== Required work ==
Please count the lines in the records below that include the word "JSON" and report only the total.

== Data extract ==

Content starts

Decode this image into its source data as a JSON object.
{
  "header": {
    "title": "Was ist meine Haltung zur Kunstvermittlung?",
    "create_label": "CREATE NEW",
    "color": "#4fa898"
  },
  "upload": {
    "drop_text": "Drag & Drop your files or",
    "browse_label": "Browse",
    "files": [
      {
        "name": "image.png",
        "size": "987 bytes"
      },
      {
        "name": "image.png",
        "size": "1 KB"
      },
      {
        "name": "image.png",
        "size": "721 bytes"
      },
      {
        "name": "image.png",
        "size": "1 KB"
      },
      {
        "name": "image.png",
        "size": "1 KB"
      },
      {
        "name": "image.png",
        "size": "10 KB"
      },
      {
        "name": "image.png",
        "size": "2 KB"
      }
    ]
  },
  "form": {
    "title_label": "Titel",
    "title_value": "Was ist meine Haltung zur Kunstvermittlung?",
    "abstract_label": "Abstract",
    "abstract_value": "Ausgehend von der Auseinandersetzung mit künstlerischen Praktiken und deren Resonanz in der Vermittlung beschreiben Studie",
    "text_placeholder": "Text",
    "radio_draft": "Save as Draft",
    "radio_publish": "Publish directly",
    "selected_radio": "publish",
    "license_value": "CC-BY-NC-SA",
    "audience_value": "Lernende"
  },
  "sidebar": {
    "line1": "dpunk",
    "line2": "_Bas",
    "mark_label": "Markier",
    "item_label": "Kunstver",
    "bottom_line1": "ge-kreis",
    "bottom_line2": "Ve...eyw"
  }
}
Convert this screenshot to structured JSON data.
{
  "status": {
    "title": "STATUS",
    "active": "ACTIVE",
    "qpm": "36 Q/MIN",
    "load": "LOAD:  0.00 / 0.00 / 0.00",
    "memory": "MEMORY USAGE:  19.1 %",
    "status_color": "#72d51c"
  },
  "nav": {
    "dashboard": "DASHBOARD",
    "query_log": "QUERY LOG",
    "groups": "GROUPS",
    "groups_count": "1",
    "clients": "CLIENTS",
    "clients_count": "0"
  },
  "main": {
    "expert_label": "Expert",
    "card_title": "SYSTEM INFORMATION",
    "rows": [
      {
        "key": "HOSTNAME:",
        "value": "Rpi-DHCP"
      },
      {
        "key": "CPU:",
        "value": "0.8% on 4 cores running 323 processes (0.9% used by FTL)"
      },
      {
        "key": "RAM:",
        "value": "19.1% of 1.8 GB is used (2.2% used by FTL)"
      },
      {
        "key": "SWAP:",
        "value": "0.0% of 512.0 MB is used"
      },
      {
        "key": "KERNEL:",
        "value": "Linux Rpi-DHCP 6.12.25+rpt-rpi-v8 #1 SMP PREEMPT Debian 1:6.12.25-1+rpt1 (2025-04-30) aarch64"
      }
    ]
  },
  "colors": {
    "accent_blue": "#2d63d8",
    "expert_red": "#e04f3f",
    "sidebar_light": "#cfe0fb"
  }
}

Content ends

== Reply ==
2